In mathematics, a sigma algebra is a formal mathematical structure intended among other things to provide a rigid basis for measure theory and axiomatic probability theory. In essence it is a collection of subsets of an arbitrary set $\Omega$ that contains $\Omega$ itself and which is closed under the taking of complements (with respect to $\Omega$ ) and countable unions.
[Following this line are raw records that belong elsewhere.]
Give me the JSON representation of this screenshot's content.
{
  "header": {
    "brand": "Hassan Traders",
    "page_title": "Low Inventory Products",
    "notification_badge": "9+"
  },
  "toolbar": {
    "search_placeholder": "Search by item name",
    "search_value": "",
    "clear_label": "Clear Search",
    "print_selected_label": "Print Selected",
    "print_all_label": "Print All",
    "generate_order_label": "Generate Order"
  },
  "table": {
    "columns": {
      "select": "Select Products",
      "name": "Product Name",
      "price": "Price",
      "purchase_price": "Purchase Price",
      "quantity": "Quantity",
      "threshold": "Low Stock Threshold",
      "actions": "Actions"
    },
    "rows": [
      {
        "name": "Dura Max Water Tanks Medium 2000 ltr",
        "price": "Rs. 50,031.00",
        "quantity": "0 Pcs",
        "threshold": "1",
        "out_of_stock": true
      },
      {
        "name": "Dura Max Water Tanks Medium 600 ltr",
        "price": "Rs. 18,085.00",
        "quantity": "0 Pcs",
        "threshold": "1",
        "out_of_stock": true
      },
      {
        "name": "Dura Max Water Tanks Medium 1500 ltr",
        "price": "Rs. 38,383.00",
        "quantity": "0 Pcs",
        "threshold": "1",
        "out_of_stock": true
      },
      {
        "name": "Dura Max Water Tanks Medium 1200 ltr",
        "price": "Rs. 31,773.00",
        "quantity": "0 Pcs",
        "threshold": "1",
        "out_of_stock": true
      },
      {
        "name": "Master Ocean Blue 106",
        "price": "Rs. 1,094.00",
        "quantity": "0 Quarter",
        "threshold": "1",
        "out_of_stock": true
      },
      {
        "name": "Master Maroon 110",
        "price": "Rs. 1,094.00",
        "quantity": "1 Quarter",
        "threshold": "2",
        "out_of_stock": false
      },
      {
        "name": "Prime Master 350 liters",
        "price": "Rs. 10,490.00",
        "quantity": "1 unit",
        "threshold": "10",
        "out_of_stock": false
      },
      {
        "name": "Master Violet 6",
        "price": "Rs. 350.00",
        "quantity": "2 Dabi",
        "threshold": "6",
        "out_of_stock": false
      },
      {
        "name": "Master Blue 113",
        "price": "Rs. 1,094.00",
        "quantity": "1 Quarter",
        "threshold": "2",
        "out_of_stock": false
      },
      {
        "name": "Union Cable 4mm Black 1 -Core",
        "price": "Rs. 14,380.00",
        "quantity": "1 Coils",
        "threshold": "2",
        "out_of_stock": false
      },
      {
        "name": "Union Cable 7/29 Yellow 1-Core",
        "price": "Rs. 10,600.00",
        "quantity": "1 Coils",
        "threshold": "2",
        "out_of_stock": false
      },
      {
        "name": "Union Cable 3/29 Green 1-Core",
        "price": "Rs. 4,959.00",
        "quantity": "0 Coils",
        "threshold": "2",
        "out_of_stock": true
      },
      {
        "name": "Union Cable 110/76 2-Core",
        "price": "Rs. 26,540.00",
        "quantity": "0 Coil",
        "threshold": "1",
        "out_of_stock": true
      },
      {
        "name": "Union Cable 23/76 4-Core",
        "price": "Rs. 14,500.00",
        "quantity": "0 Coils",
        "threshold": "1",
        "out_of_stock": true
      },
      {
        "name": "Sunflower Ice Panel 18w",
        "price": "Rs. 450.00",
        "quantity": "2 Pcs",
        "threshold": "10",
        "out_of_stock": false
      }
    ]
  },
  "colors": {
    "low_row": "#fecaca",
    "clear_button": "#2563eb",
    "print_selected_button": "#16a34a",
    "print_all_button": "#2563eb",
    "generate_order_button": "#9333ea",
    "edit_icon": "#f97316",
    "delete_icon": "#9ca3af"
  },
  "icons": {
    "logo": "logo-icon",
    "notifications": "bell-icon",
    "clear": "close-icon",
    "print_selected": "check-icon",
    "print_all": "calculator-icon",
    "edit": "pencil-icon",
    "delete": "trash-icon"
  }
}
It is found to be just the right structure that allows construction of non-trivial and useful measures on which a rich theory of (Lebesgue) integration can be developed which is much more general than Riemann integration.

## Formal definition

Given a set $\Omega$ , let $P\,=\,2^{\Omega }$ be its power set, i.e. set of all subsets of $\Omega$ . Then a subset FP (i.e., F is a collection of subset of $\Omega$ ) is a sigma algebra if it satisfies all the following conditions or axioms:

1. $\Omega \,\in \,F.$ 2. If $A\,\in \,F$ then the complement $A^{c}\in F$ 3. If $G_{i}\,\in \,F$ for $i\,=\,1,2,3,\dots$ then $\bigcup _{i=1}^{\infty }G_{i}\in F$ ## Examples

• For any set S, the power set 2S itself is a σ algebra.
• The set of all Borel subsets of the real line is a sigma-algebra.
• Given the set $\Omega$ = {Red, Yellow, Green}, the subset F = {{}, {Green}, {Red, Yellow}, {Red, Yellow, Green}} of $2^{\Omega }$ is a σ algebra.